Air pollution, primarily the specific particulate matter called PM2.5, decreases the life expectancy by one year, globally, according to a recent study published a couple of days ago in the Environmental Science & Technology Letters journal. However, the PM2.5 pollution is not distributed equally around the world. Thus, people living in regions such as Asia and Africa experience a lifespan drop of up to two years.
But, what’s more interestingly, the reduction in the air pollution caused by particulate matter PM2.5 to the levels recommended by the WHO would equate with eradicating breast and lung cancer globally, regarding life expectancy.
Coal-fired power plants, almost any type of industrial factory, and also the cars’ exhaust contribute to increased levels of PM2.5 around the world.
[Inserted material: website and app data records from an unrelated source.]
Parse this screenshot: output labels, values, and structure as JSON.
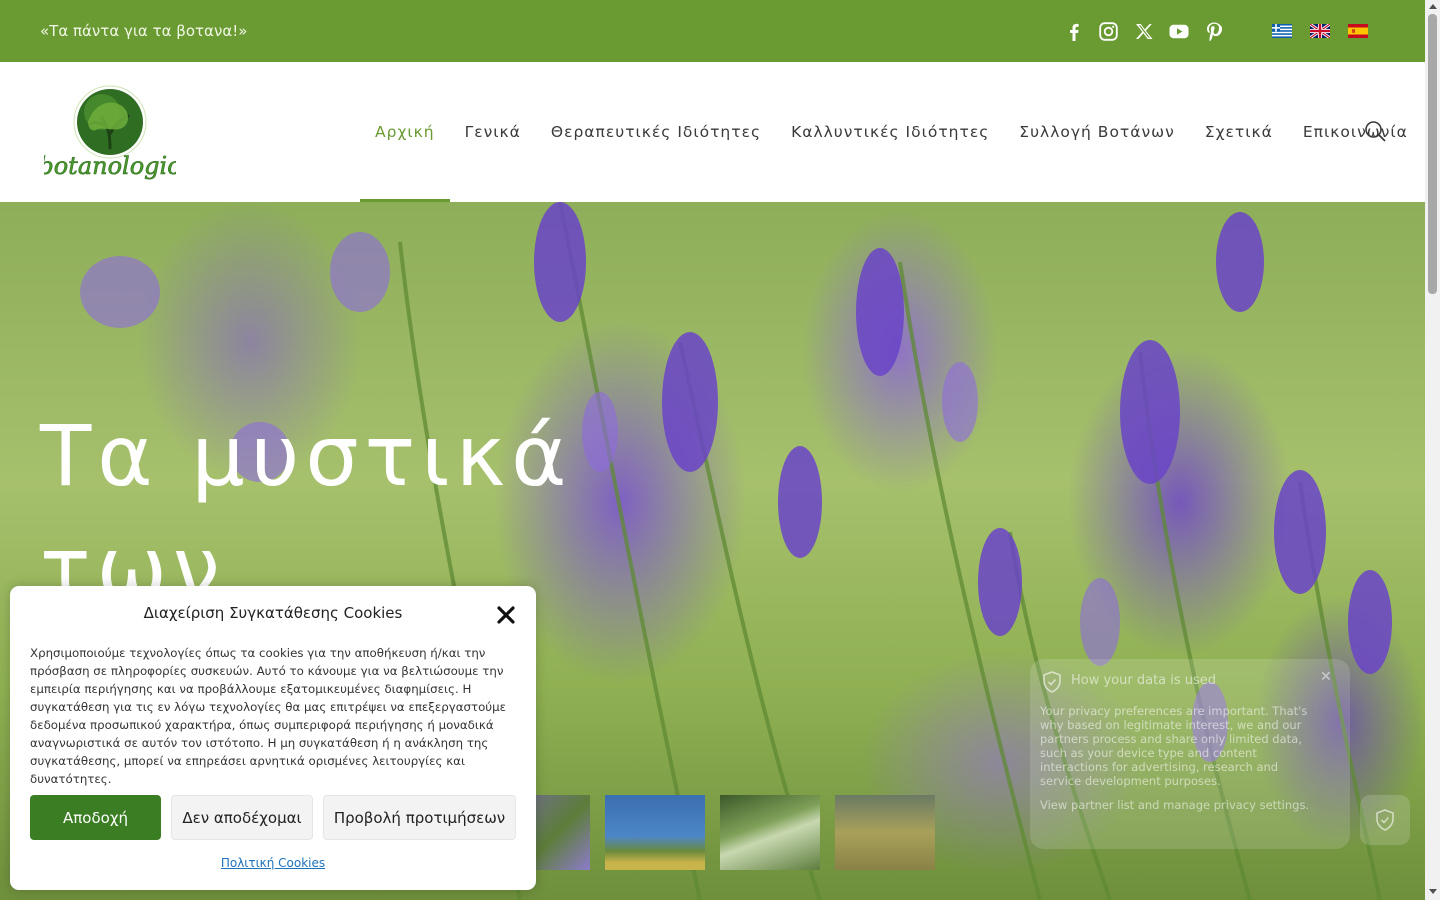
{
  "topbar": {
    "tagline": "«Τα πάντα για τα βοτανα!»",
    "social": [
      "facebook-icon",
      "instagram-icon",
      "x-icon",
      "youtube-icon",
      "pinterest-icon"
    ],
    "languages": [
      "Ελληνικά",
      "English",
      "Español"
    ],
    "background_color": "#6a9a32"
  },
  "logo": {
    "text": "botanologio"
  },
  "nav": {
    "items": [
      {
        "label": "Αρχική",
        "active": true
      },
      {
        "label": "Γενικά"
      },
      {
        "label": "Θεραπευτικές Ιδιότητες"
      },
      {
        "label": "Καλλυντικές Ιδιότητες"
      },
      {
        "label": "Συλλογή Βοτάνων"
      },
      {
        "label": "Σχετικά"
      },
      {
        "label": "Επικοινωνία"
      }
    ],
    "accent_color": "#6a9a32"
  },
  "hero": {
    "title_line1": "Τα μυστικά",
    "title_line2": "των"
  },
  "cookie": {
    "title": "Διαχείριση Συγκατάθεσης Cookies",
    "text": "Χρησιμοποιούμε τεχνολογίες όπως τα cookies για την αποθήκευση ή/και την πρόσβαση σε πληροφορίες συσκευών. Αυτό το κάνουμε για να βελτιώσουμε την εμπειρία περιήγησης και να προβάλλουμε εξατομικευμένες διαφημίσεις. Η συγκατάθεση για τις εν λόγω τεχνολογίες θα μας επιτρέψει να επεξεργαστούμε δεδομένα προσωπικού χαρακτήρα, όπως συμπεριφορά περιήγησης ή μοναδικά αναγνωριστικά σε αυτόν τον ιστότοπο. Η μη συγκατάθεση ή η ανάκληση της συγκατάθεσης, μπορεί να επηρεάσει αρνητικά ορισμένες λειτουργίες και δυνατότητες.",
    "accept": "Αποδοχή",
    "deny": "Δεν αποδέχομαι",
    "preferences": "Προβολή προτιμήσεων",
    "policy_link": "Πολιτική Cookies",
    "accept_color": "#3a7d22"
  },
  "privacy": {
    "title": "How your data is used",
    "text": "Your privacy preferences are important. That's why based on legitimate interest, we and our partners process and share only limited data, such as your device type and content interactions for advertising, research and service development purposes.",
    "link1": "View partner list",
    "mid": " and manage ",
    "link2": "privacy settings",
    "end": "."
  }
}
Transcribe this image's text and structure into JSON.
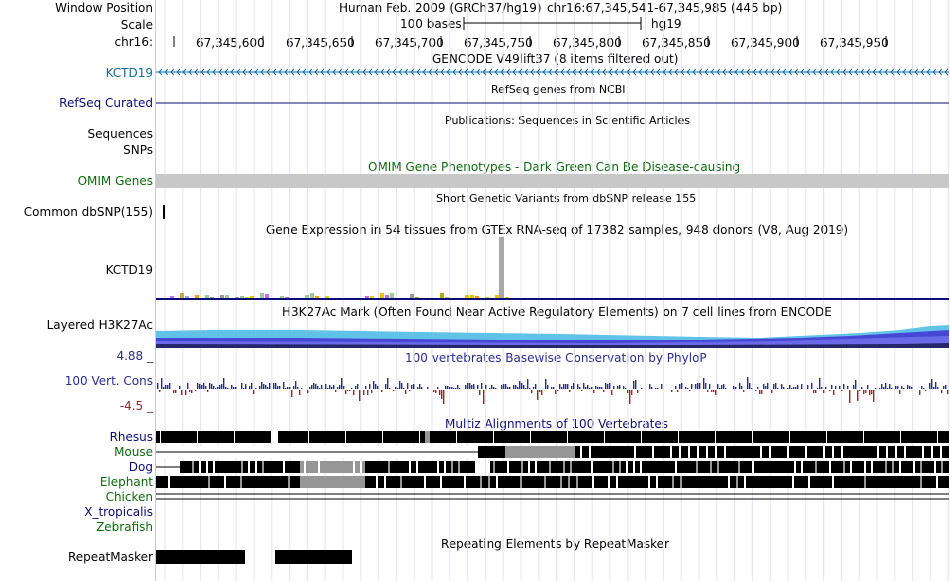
{
  "header": {
    "window_position_label": "Window Position",
    "scale_label": "Scale",
    "chrom_label": "chr16:",
    "assembly": "Human Feb. 2009 (GRCh37/hg19)",
    "position": "chr16:67,345,541-67,345,985 (445 bp)",
    "scale_bases": "100 bases",
    "scale_db": "hg19",
    "ticks": [
      "67,345,600",
      "67,345,650",
      "67,345,700",
      "67,345,750",
      "67,345,800",
      "67,345,850",
      "67,345,900",
      "67,345,950"
    ]
  },
  "tracks": {
    "gencode": {
      "title": "GENCODE V49lift37 (8 items filtered out)",
      "gene": "KCTD19"
    },
    "refseq": {
      "title": "RefSeq genes from NCBI",
      "label": "RefSeq Curated"
    },
    "publications": {
      "title": "Publications: Sequences in Scientific Articles",
      "label": "Sequences"
    },
    "snps": {
      "label": "SNPs"
    },
    "omim": {
      "title": "OMIM Gene Phenotypes - Dark Green Can Be Disease-causing",
      "label": "OMIM Genes"
    },
    "dbsnp": {
      "title": "Short Genetic Variants from dbSNP release 155",
      "label": "Common dbSNP(155)"
    },
    "gtex": {
      "title": "Gene Expression in 54 tissues from GTEx RNA-seq of 17382 samples, 948 donors (V8, Aug 2019)",
      "label": "KCTD19"
    },
    "h3k27ac": {
      "title": "H3K27Ac Mark (Often Found Near Active Regulatory Elements) on 7 cell lines from ENCODE",
      "label": "Layered H3K27Ac"
    },
    "phylop": {
      "title": "100 vertebrates Basewise Conservation by PhyloP",
      "label": "100 Vert. Cons",
      "max": "4.88 _",
      "min": "-4.5 _"
    },
    "multiz": {
      "title": "Multiz Alignments of 100 Vertebrates",
      "species": [
        "Rhesus",
        "Mouse",
        "Dog",
        "Elephant",
        "Chicken",
        "X_tropicalis",
        "Zebrafish"
      ]
    },
    "repeatmasker": {
      "title": "Repeating Elements by RepeatMasker",
      "label": "RepeatMasker"
    }
  },
  "colors": {
    "gencode_blue": "#0c6ea3",
    "refseq_navy": "#0c0c78",
    "omim_green": "#0d6a0d",
    "omim_bar": "#c8c8c8",
    "phylop_navy": "#2b2b8f",
    "phylop_red": "#8f2b2b",
    "h3k27ac_cyan": "#61c2e8",
    "multiz_gray": "#969696"
  }
}
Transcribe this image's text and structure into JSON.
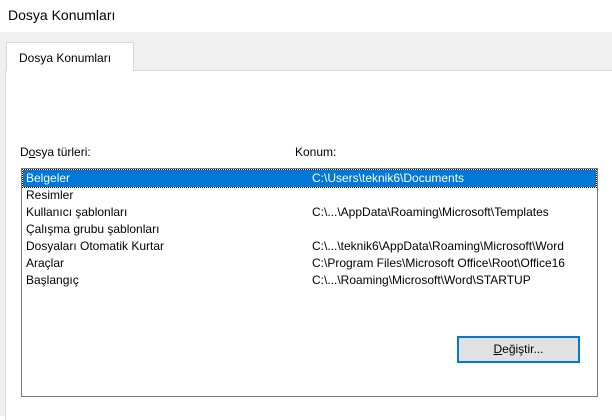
{
  "window": {
    "title": "Dosya Konumları"
  },
  "tabs": [
    {
      "label": "Dosya Konumları",
      "active": true
    }
  ],
  "columns": {
    "file_types": {
      "mnemonic": "o",
      "prefix": "D",
      "suffix": "sya türleri:",
      "full": "Dosya türleri:"
    },
    "location": "Konum:"
  },
  "file_locations": [
    {
      "type": "Belgeler",
      "location": "C:\\Users\\teknik6\\Documents",
      "selected": true
    },
    {
      "type": "Resimler",
      "location": "",
      "selected": false
    },
    {
      "type": "Kullanıcı şablonları",
      "location": "C:\\...\\AppData\\Roaming\\Microsoft\\Templates",
      "selected": false
    },
    {
      "type": "Çalışma grubu şablonları",
      "location": "",
      "selected": false
    },
    {
      "type": "Dosyaları Otomatik Kurtar",
      "location": "C:\\...\\teknik6\\AppData\\Roaming\\Microsoft\\Word",
      "selected": false
    },
    {
      "type": "Araçlar",
      "location": "C:\\Program Files\\Microsoft Office\\Root\\Office16",
      "selected": false
    },
    {
      "type": "Başlangıç",
      "location": "C:\\...\\Roaming\\Microsoft\\Word\\STARTUP",
      "selected": false
    }
  ],
  "buttons": {
    "modify": {
      "mnemonic": "D",
      "suffix": "eğiştir...",
      "full": "Değiştir..."
    }
  },
  "colors": {
    "selection": "#0078d7",
    "button_focus_border": "#0078d7"
  }
}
As we speak, 95% of the world’s populations breath air with a higher PM2.5 level in its composition than the recommended levels the WHO established.
Life expectancy decreasing by one year, globally, due to air pollution, particulate matter PM2.5 in special
The scientists from the University of Texas, University of British Columbia, Brigham Young University in Utah, Imperial College of Londo, and the Health Effects Institute in Boston reviewed the data recorded in the Global Burden of Disease Study that gathered more than 1 billion entries on the health and mortality rates and causes across each and every country on the planet.
In 2015, according to the report, more than 4.2 million people worldwide died because of the exposure to particulate matter PM2.5. The figure accounted for about 8% of all the deaths recorded on Earth during that year.
On the other hand, in 1990, about 3.5 million people died due to PM2.5 exposure, with 700,000 less than in 2015 which implies that air pollution has grown globally in the last decades. Additionally, the study reads, air pollution rates in low-income and middle-income countries surged significantly lowering the life expectancy globally.
Stacy Richardson is a seasoned journalist with 15 years experience.. She has conducted numerous research studies on media effects including the effects of bullying on adolescents, and “sexy media” effects on sexual behavior. As a contributor to Great Lakes Ledger, Stacy covers stories affecting local politics and economy. Contact Stacy here.